• [What to do]
Where a line of the entries holds the string "username", copy that line.

[Items from an interface collection]
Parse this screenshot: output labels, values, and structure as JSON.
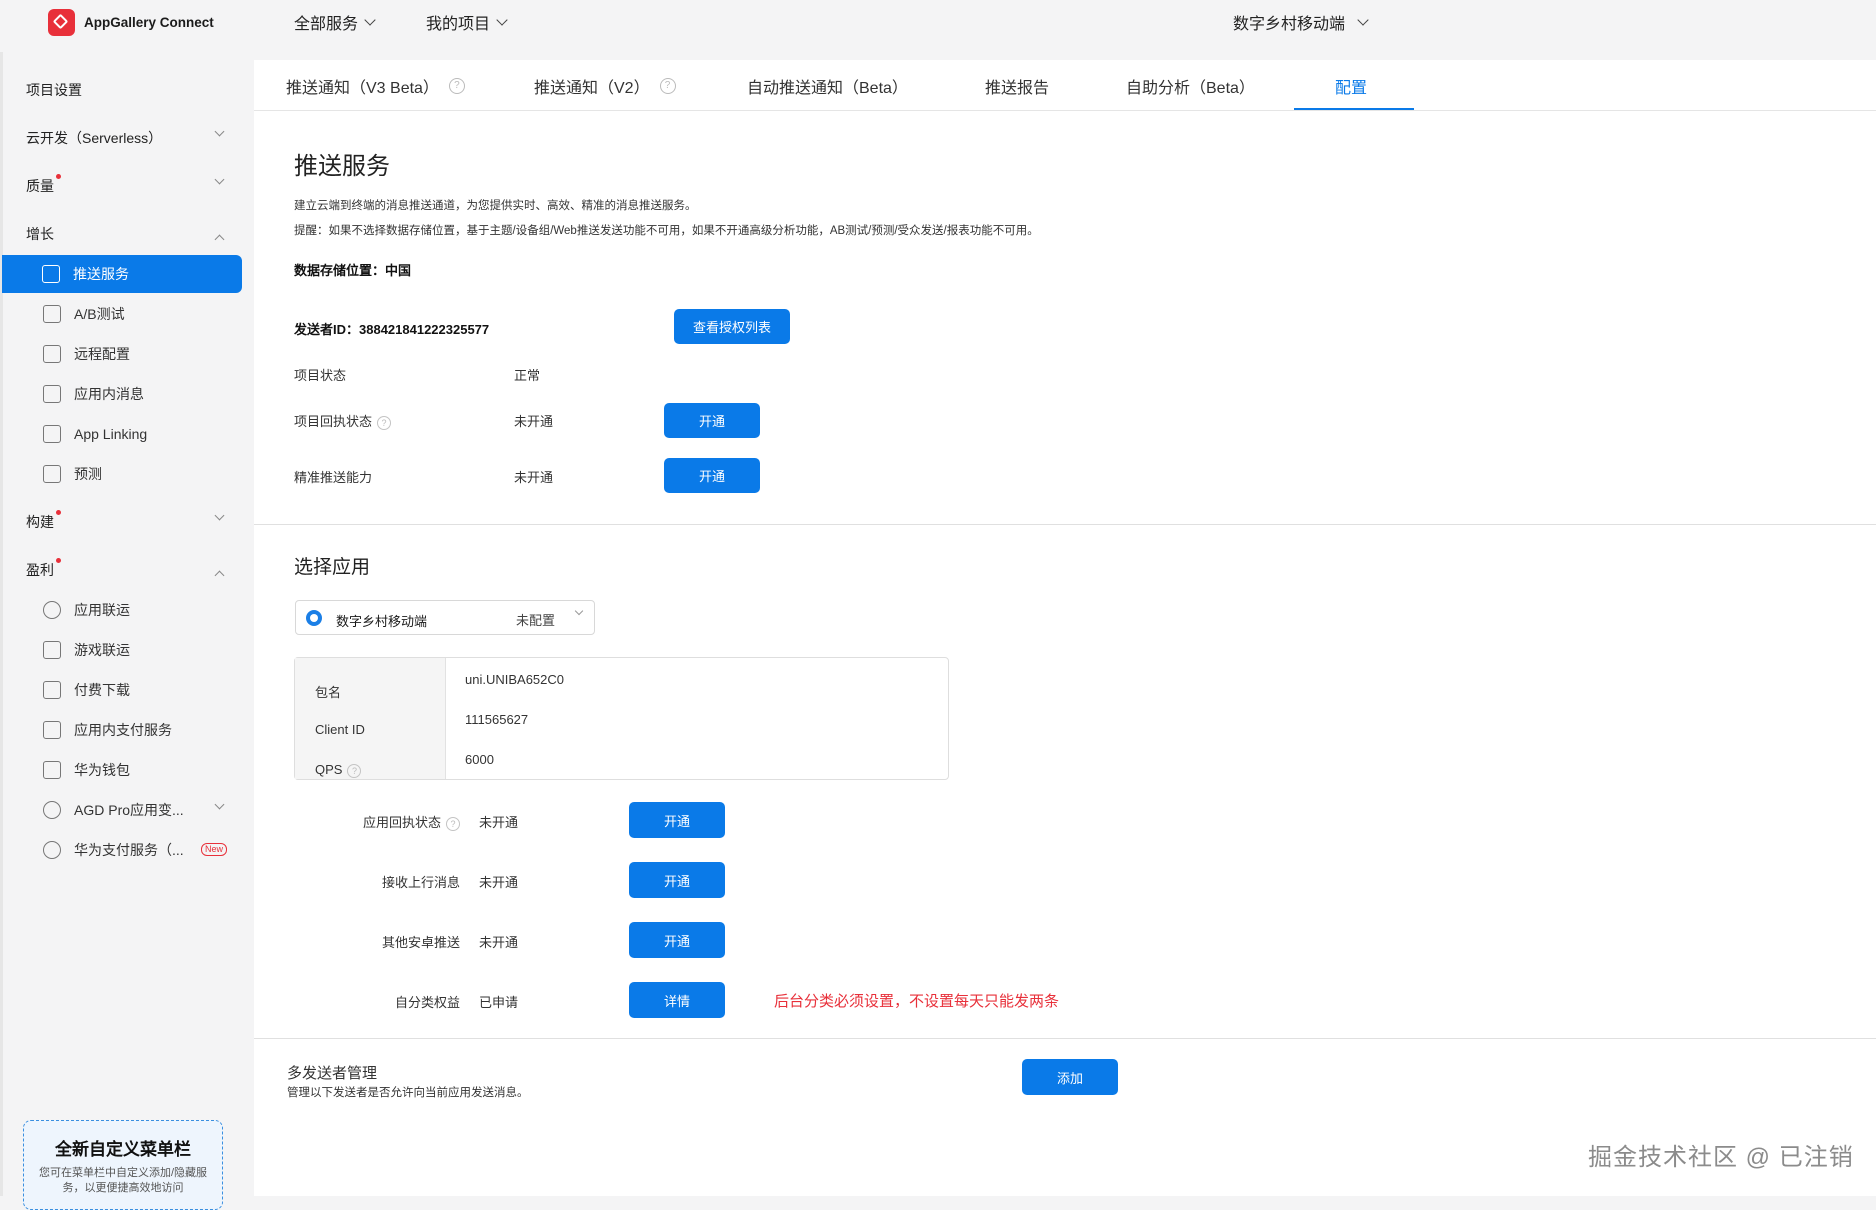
{
  "app": {
    "logo_text": "AppGallery Connect"
  },
  "topnav": {
    "all_services": "全部服务",
    "my_projects": "我的项目",
    "current_project": "数字乡村移动端"
  },
  "sidebar": {
    "project_settings": "项目设置",
    "serverless": "云开发（Serverless）",
    "quality": "质量",
    "growth": "增长",
    "growth_items": [
      "推送服务",
      "A/B测试",
      "远程配置",
      "应用内消息",
      "App Linking",
      "预测"
    ],
    "build": "构建",
    "earn": "盈利",
    "earn_items": [
      "应用联运",
      "游戏联运",
      "付费下载",
      "应用内支付服务",
      "华为钱包",
      "AGD Pro应用变...",
      "华为支付服务（..."
    ],
    "new_badge": "New",
    "promo_title": "全新自定义菜单栏",
    "promo_desc": "您可在菜单栏中自定义添加/隐藏服务，以更便捷高效地访问"
  },
  "tabs": [
    "推送通知（V3 Beta）",
    "推送通知（V2）",
    "自动推送通知（Beta）",
    "推送报告",
    "自助分析（Beta）",
    "配置"
  ],
  "tab_help": "?",
  "push": {
    "title": "推送服务",
    "desc1": "建立云端到终端的消息推送通道，为您提供实时、高效、精准的消息推送服务。",
    "desc2": "提醒：如果不选择数据存储位置，基于主题/设备组/Web推送发送功能不可用，如果不开通高级分析功能，AB测试/预测/受众发送/报表功能不可用。",
    "storage": "数据存储位置：中国",
    "sender_id": "发送者ID：388421841222325577",
    "view_auth_button": "查看授权列表",
    "project_status_label": "项目状态",
    "project_status_value": "正常",
    "receipt_label": "项目回执状态",
    "receipt_value": "未开通",
    "precise_label": "精准推送能力",
    "precise_value": "未开通",
    "enable_button": "开通"
  },
  "select_app": {
    "title": "选择应用",
    "app_name": "数字乡村移动端",
    "app_state": "未配置",
    "info": [
      {
        "key": "包名",
        "value": "uni.UNIBA652C0"
      },
      {
        "key": "Client ID",
        "value": "111565627"
      },
      {
        "key": "QPS",
        "value": "6000"
      }
    ],
    "rows": [
      {
        "label": "应用回执状态",
        "value": "未开通",
        "button": "开通"
      },
      {
        "label": "接收上行消息",
        "value": "未开通",
        "button": "开通"
      },
      {
        "label": "其他安卓推送",
        "value": "未开通",
        "button": "开通"
      },
      {
        "label": "自分类权益",
        "value": "已申请",
        "button": "详情"
      }
    ],
    "warning": "后台分类必须设置，不设置每天只能发两条"
  },
  "multi_sender": {
    "title": "多发送者管理",
    "desc": "管理以下发送者是否允许向当前应用发送消息。",
    "add_button": "添加"
  },
  "watermark": "掘金技术社区 @ 已注销",
  "colors": {
    "accent": "#0a7ae8",
    "brand_red": "#e8303a"
  }
}
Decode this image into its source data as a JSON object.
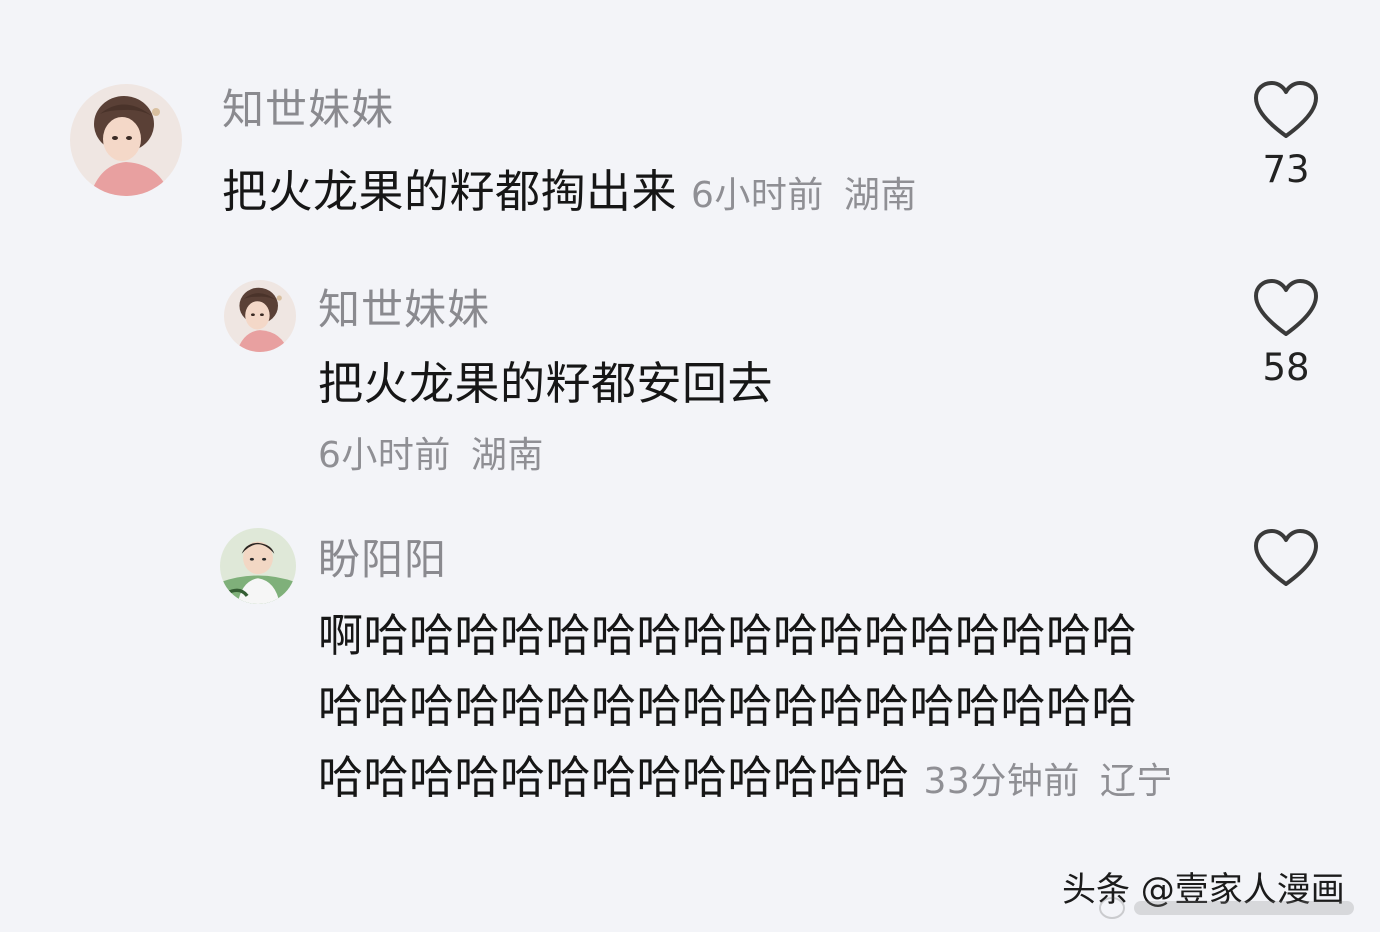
{
  "comments": [
    {
      "username": "知世妹妹",
      "text": "把火龙果的籽都掏出来",
      "time": "6小时前",
      "location": "湖南",
      "likes": "73"
    },
    {
      "username": "知世妹妹",
      "text": "把火龙果的籽都安回去",
      "time": "6小时前",
      "location": "湖南",
      "likes": "58"
    },
    {
      "username": "盼阳阳",
      "text": "啊哈哈哈哈哈哈哈哈哈哈哈哈哈哈哈哈哈哈哈哈哈哈哈哈哈哈哈哈哈哈哈哈哈哈哈哈哈哈哈哈哈哈哈哈哈哈哈哈",
      "time": "33分钟前",
      "location": "辽宁",
      "likes": ""
    }
  ],
  "watermark": {
    "text": "头条 @壹家人漫画"
  },
  "icons": {
    "like": "heart-outline-icon"
  },
  "colors": {
    "background": "#f3f4f8",
    "username": "#8a8a8f",
    "meta": "#8f8f94",
    "text": "#161616"
  }
}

• [Reply to the exercise]
      "username": "知世妹妹",
      "username": "知世妹妹",
      "username": "盼阳阳",
    "username": "#8a8a8f",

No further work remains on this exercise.